Several generations ago, Friedrich Schleiermacher, a prominent Protestant theologian, wrote a book with a curious but revealing title. It translates something like: Speeches on Religion for those among the Cultured who despise it.

The book defends the churches against those who believe that institutionalized religion compromises true faith, that is, those who believe in God, but not in the church; those who have faith in Christ, but not in institutionalized religion; and those who in a now-famous expression, believe that Christ came and preached a kingdom of love and we, by some tragic misinterpretation of that, ended up with the church.

The perennial temptation of the cultured (those of us who are educated, sophisticated and move within politically correct circles), the book contends, is to despise institutionalized religion, seeing it as a hindrance to true worship in spirit and to true community.

Schleiermacher submits that this kind of rejection of the churches is religiously false and is often a very sophisticated form of rationalization.
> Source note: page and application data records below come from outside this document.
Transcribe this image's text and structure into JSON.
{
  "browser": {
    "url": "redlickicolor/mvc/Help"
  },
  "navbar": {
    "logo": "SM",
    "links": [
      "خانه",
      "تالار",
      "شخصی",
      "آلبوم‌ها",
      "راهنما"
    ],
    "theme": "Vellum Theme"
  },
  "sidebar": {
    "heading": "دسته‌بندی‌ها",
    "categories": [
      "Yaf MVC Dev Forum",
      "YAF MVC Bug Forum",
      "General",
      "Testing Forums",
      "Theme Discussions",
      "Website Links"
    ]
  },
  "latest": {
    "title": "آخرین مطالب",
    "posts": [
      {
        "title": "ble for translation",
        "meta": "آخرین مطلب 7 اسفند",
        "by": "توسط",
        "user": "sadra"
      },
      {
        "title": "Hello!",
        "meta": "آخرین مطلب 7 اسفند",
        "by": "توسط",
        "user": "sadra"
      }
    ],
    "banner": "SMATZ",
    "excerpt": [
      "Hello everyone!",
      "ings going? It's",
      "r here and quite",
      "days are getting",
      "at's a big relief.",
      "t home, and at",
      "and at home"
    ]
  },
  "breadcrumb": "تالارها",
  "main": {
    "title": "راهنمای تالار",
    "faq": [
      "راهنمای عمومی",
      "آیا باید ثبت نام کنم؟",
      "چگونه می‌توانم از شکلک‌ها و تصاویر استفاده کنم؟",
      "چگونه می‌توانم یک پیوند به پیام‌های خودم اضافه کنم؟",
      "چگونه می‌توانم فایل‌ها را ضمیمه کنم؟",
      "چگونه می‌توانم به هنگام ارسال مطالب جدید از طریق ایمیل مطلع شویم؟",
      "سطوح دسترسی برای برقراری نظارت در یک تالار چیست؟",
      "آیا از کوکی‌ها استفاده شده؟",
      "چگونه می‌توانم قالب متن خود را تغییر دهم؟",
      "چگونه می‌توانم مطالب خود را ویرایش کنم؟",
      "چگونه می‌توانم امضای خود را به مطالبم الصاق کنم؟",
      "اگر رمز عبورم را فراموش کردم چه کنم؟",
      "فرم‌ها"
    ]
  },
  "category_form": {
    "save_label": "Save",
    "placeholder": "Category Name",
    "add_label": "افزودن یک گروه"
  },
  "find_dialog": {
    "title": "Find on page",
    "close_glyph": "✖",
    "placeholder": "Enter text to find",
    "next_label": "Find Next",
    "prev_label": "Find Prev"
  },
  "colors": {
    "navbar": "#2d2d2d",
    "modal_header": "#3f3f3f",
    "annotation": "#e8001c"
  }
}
Away from actual historical church community, whatever its faults, we have an open field to live the un-confronted life, to make of religion a private faith that we selectively share only with a few like-minded individuals who will never confront us where we most need challenge.

Faith in God and faith in Christ, he argues, are inseparable from actual involvement within an historical church of men and women who, like ourselves, are sinners, petty, narrow, in need of redemption—and not overly reticent to confront!

We need a Schleiermacher today. There is a dangerous viral heresy floating around that would have us believe that living out our faith means leaving our churches or, at best, tolerating them. This heresy makes a too-easy distinction between spirituality and ecclesial practice, between praying and living out a religious life and going to church.

Hence we are witnessing an explosion of interest within spirituality even as we are seeing a steady and rapid decline in church attendance. We are also witnessing a most curious phenomenon in which more than a few religious leaders and teachers see no incongruity in the fact that they themselves are no longer vitally committed to a concrete local church community.

Very common today is the argument that true faith is compromised by religion—and true religion itself is compromised by the churches.

This argument has a variety of expressions, ranging from the unsophisticated (“I don’t go to church because those who go are hypocrites—they sin all week and then trot off to church, holier-than-thou, on Sundays!”) to the sophisticated (“When I look at the church as an institution, I cannot, in conscience, believe that Christ intended this kind of community to be a normative vehicle for grace and salvation. My own spiritual integrity demands that I do not support this kind of ecclesial community by my involvement and my worship in and through it. I deeply believe in Christ and in ecclesial community… but I cannot believe in this kind of ecclesial community!”)

On the basis of these kinds of arguments is drawn the distinction between faith in God and actual church involvement, between spirituality and ecclesiology—with the former denigrating the latter.

More precisely, what is denigrated is not the concept of the church or of ecclesial community per se, but the church and ecclesial communities as they actually exist. Our spiritualities would more easily extend themselves into ecclesiology if the church communities that actually existed fit perfectly into our own overly-idealized notions of what a church should be.

But, given that around us are only very flawed and imperfect churches, we will not compromise the purity of our faith with actual involvement in so tainted and petty a community—at least not without considerable anger and resentment.

We are poorer for this kind of thinking. For many of us, church community is a diffuse and disembodied word.

We long for a community to fire our imaginations, but refuse to let any real community confront our actual lives; we take spiritual refuge in some higher form of mystical community, but are not enough involved in the actual problem of human relationships; and we criticize actual existing communities even as we no longer let ourselves be defined by our participation within them.

When faith, in the name of conscience and community, forsakes the churches for something it calls spirituality, much that is essential to Christianity gets lost, not the least of which is fact that religion is not, in the end, a private search, for what’s highest in oneself, but a communal search for the face of God.